The War of the Worlds Musical, by Jeff Wayne…
This blog is about The War of the Worlds Musical, by Composer Jeff Wayne, starring Richard Burton, Julie Covington, David Essex and many others, which was released in the UK in 1978.
A friend shared this with me recently, and I thought I just have to share this with anyone who hasn’t heard it, and would like to.
This music is wonderful, and what a great way to watch and listen to the story of The War of The Worlds.
I highly recommend anyone who hasn’t listened to this to check it out. The orchestra is amazing, and the whole thing just sounds magical, and a sight to behold.
When I mention The War of the Worlds, you may think of the movie released in 2005. Or you may think of a movie of The War of the Worlds from back in the day.
Or perhaps you’ve read the book – It’s a story that’s been re-written and remade countless times.
“The War of the Worlds is a science fiction novel by English author H. G. Wells, first serialised in 1897 by Pearson’s Magazine in the UK and by Cosmopolitan magazine in the US. The novel’s first appearance in hardcover was in 1898 from publisher William Heinemann of London. Written between 1895 and 1897, it is one of the earliest stories to detail a conflict between mankind and an extraterrestrial race.
The novel is the first-person narrative of both an unnamed protagonist in Surrey and of his younger brother in London as southern England is invaded by Martians. The novel is one of the most commented-on works in the science fiction canon.
The plot has been related to invasion literature of the time. The novel has been variously interpreted as a commentary on evolutionary theory, British imperialism, and generally Victorian superstitions, fears, and prejudices. Wells said that the plot arose from a discussion with his brother Frank about the catastrophic effect of the British on indigenous Tasmanians. What would happen, he wondered, if Martians did to Britain what the British had done to the Tasmanians?The Tasmanians, however, lacked the lethal pathogens to defeat their invaders. At the time of publication, it was classified as a scientific romance, like Wells’s earlier novel The Time Machine.
The War of the Worlds has been both popular (having never been out of print) and influential, spawning half a dozen feature films, radio dramas, a record album, various comic book adaptations, a number of television series, and sequels or parallel stories by other authors. It was most memorably dramatised in a 1938 radio programme that allegedly caused public panic among listeners who did not know the Martian invasion was fiction.
The novel has even influenced the work of scientists, notably Robert H. Goddard, who, inspired by the book, invented both the liquid fuelled rocket and multistage rocket, which resulted in the Apollo 11 Moon landing 71 years later.”

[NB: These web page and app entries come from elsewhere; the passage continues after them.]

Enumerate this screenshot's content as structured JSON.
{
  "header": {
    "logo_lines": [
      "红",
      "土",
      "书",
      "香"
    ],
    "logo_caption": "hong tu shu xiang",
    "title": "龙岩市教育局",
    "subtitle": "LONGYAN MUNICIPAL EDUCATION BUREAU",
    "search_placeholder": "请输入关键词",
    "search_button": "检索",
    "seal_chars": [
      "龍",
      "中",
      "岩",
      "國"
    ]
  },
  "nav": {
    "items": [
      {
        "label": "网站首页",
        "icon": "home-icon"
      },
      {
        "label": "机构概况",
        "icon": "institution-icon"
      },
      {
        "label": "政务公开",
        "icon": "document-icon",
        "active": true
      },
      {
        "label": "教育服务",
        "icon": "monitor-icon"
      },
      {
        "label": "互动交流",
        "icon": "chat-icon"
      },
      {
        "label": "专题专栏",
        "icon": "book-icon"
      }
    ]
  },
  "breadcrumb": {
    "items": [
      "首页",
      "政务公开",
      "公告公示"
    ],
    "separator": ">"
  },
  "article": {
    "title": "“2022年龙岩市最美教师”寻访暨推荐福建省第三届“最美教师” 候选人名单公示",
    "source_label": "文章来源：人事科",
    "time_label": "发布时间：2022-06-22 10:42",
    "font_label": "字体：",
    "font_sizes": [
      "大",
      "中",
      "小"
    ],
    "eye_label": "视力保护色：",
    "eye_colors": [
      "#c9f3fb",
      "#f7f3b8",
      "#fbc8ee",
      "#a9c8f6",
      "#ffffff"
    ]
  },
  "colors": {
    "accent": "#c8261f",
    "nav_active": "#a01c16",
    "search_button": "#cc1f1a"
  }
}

Whatever your experience with The War of the Worlds, I suggest you have a look at this musical. I’d love to hear your thoughts.